How ludicrous is it that we observe the holiday commemorating the success of America’s early immigrants in the same year that we elect as president a man who expresses such hatred for the millions who have snuck into this country seeking opportunity or a chance to live, which was denied them back home? Obviously, I’m not the only one to point out how far we’ve come as a nation and, sadly, how far back we’re going. Others will join me in pointing out that if Donald Trump had led the tribes of Native Americans, they would have been nativist, they’d have been hard at work building a wall around the shores of Massachusetts, forming a deportation force and even using the Mayflower to send the Pilgrims “back where they came from.” Instead we ended up abusing those who welcomed us.
I’m jumping around in history a bit, but the poem on the Statue of Liberty might have read: “Take your ‘huddled masses yearning to be free,’ and return them to where they can only yearn to survive.”
That’s not just a message, it’s the way the new administration plans to operate. Trump’s relentless appeal to xenophobia helped get him elected. In other words, millions of Americans wish to treat outsiders viciously. So it’s perversely understandable that he doesn’t seem to be mellowing one bit. He’s placing as the government’s main enforcer of the harsh policies Jeff Sessions, a man who, as a senator, has espoused a stringently anti-immigrant approach. Now he will be in a position to enforce his odious vision. If his boss decides to muster up law-enforcement battalions to force out those who have built a life here illegally, Attorney General Sessions will be only too happy to oblige.
Of course, most of us don’t remember why we have this four-day weekend off. We even call it “Turkey Day,” since it has become a celebration of gluttony — along with football, perhaps. It’s Black Friday eve, or if the corporation is really greedy, the same Thursday night, even before the food is digested, when the Yuletide excess so important to their bottom line begins.

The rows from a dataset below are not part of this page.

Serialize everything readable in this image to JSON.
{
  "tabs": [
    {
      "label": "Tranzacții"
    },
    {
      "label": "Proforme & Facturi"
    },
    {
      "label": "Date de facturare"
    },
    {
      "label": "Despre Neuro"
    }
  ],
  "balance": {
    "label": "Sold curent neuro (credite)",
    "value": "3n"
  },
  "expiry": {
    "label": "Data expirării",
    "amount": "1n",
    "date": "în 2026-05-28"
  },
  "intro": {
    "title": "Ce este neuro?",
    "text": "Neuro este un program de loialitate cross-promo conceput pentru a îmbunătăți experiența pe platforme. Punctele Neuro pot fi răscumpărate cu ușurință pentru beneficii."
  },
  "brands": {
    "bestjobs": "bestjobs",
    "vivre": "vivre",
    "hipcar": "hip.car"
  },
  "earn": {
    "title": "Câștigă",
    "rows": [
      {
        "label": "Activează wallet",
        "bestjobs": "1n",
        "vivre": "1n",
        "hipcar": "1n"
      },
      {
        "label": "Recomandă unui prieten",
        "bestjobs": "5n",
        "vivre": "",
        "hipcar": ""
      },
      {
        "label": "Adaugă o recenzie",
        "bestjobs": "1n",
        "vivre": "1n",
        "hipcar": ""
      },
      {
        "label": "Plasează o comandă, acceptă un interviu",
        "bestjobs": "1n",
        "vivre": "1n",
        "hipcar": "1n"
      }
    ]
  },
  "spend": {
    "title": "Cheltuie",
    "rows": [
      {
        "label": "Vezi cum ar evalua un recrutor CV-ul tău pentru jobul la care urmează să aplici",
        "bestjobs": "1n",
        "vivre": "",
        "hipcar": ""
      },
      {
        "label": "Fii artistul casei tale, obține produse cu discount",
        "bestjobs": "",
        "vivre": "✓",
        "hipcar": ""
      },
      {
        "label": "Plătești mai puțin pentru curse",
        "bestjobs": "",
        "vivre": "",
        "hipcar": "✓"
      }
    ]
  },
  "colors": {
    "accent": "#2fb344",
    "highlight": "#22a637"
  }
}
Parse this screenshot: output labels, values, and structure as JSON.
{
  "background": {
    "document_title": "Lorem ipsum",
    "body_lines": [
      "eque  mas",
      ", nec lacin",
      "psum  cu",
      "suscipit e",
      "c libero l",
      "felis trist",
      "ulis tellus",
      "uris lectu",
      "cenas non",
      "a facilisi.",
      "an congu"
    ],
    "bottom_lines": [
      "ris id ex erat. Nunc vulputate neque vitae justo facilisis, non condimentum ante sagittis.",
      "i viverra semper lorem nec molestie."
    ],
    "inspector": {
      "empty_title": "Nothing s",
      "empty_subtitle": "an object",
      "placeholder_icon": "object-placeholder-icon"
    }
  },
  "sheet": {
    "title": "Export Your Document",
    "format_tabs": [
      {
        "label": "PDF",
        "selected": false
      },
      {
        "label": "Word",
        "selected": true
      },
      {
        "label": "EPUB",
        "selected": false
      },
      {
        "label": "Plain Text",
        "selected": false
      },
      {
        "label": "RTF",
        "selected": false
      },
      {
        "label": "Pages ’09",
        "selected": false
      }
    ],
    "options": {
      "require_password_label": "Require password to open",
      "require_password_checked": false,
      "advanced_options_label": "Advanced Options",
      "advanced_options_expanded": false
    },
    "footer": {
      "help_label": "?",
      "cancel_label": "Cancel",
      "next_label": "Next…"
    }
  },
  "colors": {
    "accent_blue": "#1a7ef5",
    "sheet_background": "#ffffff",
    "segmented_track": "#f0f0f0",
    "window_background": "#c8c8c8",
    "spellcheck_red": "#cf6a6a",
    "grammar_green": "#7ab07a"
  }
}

Back to U.S. history, Donald Trump is showing an obvious ignorance of it, and not just disdain for the immigrants’ tradition. He clearly needs a refresher course about the Constitution’s guarantees of free expression. So it was that Vice President-elect Mike Pence decided to head for Broadway and take in the musical “Hamilton.” Pence was greeted not just by a mix of cheers and boos, but he also got a pointed lecture. Brandon Victor Dixon, who plays Aaron Burr, went out of character at show’s end to address Pence, who has championed an anti-gay-rights agenda. Dixon pleaded with him to change his ways to support a “diverse group of men and women of different colors, creeds and orientations.” As he was speaking, Pence left. Trump wouldn’t let it go. As usual, he jumped onto Twitter and complained about the cast being “rude.” Then he issued a demand: “Apologize!”
Here’s the thing, Mr. President-elect: In the United States, the chief executive doesn’t get to issue such ultimatums. You need to know that. Your bud Vladimir Putin can stifle free speech, but you cannot, even if you fantasize about wielding such power.
Look no further than the very same Alexander Hamilton, who called freedom of the press “inviolable.” Actually, Hamilton was describing all the First Amendment free-speech rights, although he didn’t think they needed to be spelled out in a separate Bill of Rights, because the original Constitution didn’t constrain them.
Had he known you, 227 years later, he might well have found that it was indeed necessary to spell it all out. By the way, need I remind you that Hamilton himself was an immigrant? We used to celebrate the outsiders who built our nation; it was what Thanksgiving was about. Your election shows that it is now a holiday that has become, well, hollow.
Bob Franken is a longtime broadcast journalist, including 20 years at CNN.